## [YOUR INSTRUCTIONS]
Would you restate every entry that follows, word for word, and leave out the pictures?

=== GIVEN DATA ===

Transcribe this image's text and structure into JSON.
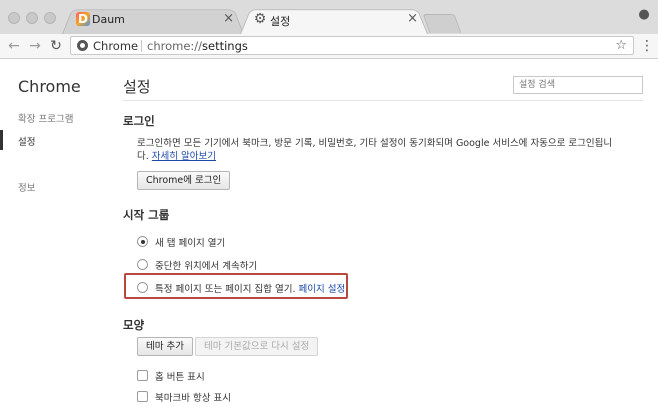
{
  "browser": {
    "tabs": [
      {
        "label": "Daum",
        "favicon": "daum-logo",
        "close": "×"
      },
      {
        "label": "설정",
        "favicon": "gear-icon",
        "close": "×"
      }
    ],
    "omnibox": {
      "site_name": "Chrome",
      "url_prefix": "chrome://",
      "url_path": "settings"
    }
  },
  "sidebar": {
    "brand": "Chrome",
    "items": [
      {
        "label": "확장 프로그램"
      },
      {
        "label": "설정"
      },
      {
        "label": "정보"
      }
    ]
  },
  "page": {
    "title": "설정",
    "search_placeholder": "설정 검색"
  },
  "signin": {
    "title": "로그인",
    "description": "로그인하면 모든 기기에서 북마크, 방문 기록, 비밀번호, 기타 설정이 동기화되며 Google 서비스에 자동으로 로그인됩니다.",
    "learn_more_link": "자세히 알아보기",
    "button": "Chrome에 로그인"
  },
  "startup": {
    "title": "시작 그룹",
    "options": [
      {
        "label": "새 탭 페이지 열기",
        "checked": true
      },
      {
        "label": "중단한 위치에서 계속하기",
        "checked": false
      },
      {
        "label": "특정 페이지 또는 페이지 집합 열기.",
        "checked": false,
        "link": "페이지 설정"
      }
    ],
    "highlight_color": "#b9493d"
  },
  "appearance": {
    "title": "모양",
    "theme_button": "테마 추가",
    "reset_button": "테마 기본값으로 다시 설정",
    "checkboxes": [
      {
        "label": "홈 버튼 표시",
        "checked": false
      },
      {
        "label": "북마크바 항상 표시",
        "checked": false
      }
    ]
  }
}
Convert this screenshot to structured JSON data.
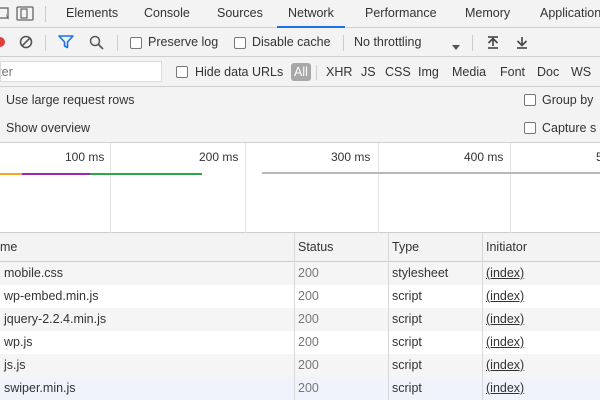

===

## [ANSWER]
Transcribe this image's text and structure into JSON.
{
  "browser": {
    "tabs": [
      {
        "label": "Daum",
        "favicon": "daum-logo",
        "close": "×"
      },
      {
        "label": "설정",
        "favicon": "gear-icon",
        "close": "×"
      }
    ],
    "omnibox": {
      "site_name": "Chrome",
      "url_prefix": "chrome://",
      "url_path": "settings"
    }
  },
  "sidebar": {
    "brand": "Chrome",
    "items": [
      {
        "label": "확장 프로그램"
      },
      {
        "label": "설정"
      },
      {
        "label": "정보"
      }
    ]
  },
  "page": {
    "title": "설정",
    "search_placeholder": "설정 검색"
  },
  "signin": {
    "title": "로그인",
    "description": "로그인하면 모든 기기에서 북마크, 방문 기록, 비밀번호, 기타 설정이 동기화되며 Google 서비스에 자동으로 로그인됩니다.",
    "learn_more_link": "자세히 알아보기",
    "button": "Chrome에 로그인"
  },
  "startup": {
    "title": "시작 그룹",
    "options": [
      {
        "label": "새 탭 페이지 열기",
        "checked": true
      },
      {
        "label": "중단한 위치에서 계속하기",
        "checked": false
      },
      {
        "label": "특정 페이지 또는 페이지 집합 열기.",
        "checked": false,
        "link": "페이지 설정"
      }
    ],
    "highlight_color": "#b9493d"
  },
  "appearance": {
    "title": "모양",
    "theme_button": "테마 추가",
    "reset_button": "테마 기본값으로 다시 설정",
    "checkboxes": [
      {
        "label": "홈 버튼 표시",
        "checked": false
      },
      {
        "label": "북마크바 항상 표시",
        "checked": false
      }
    ]
  }
}
Convert this screenshot to structured JSON data.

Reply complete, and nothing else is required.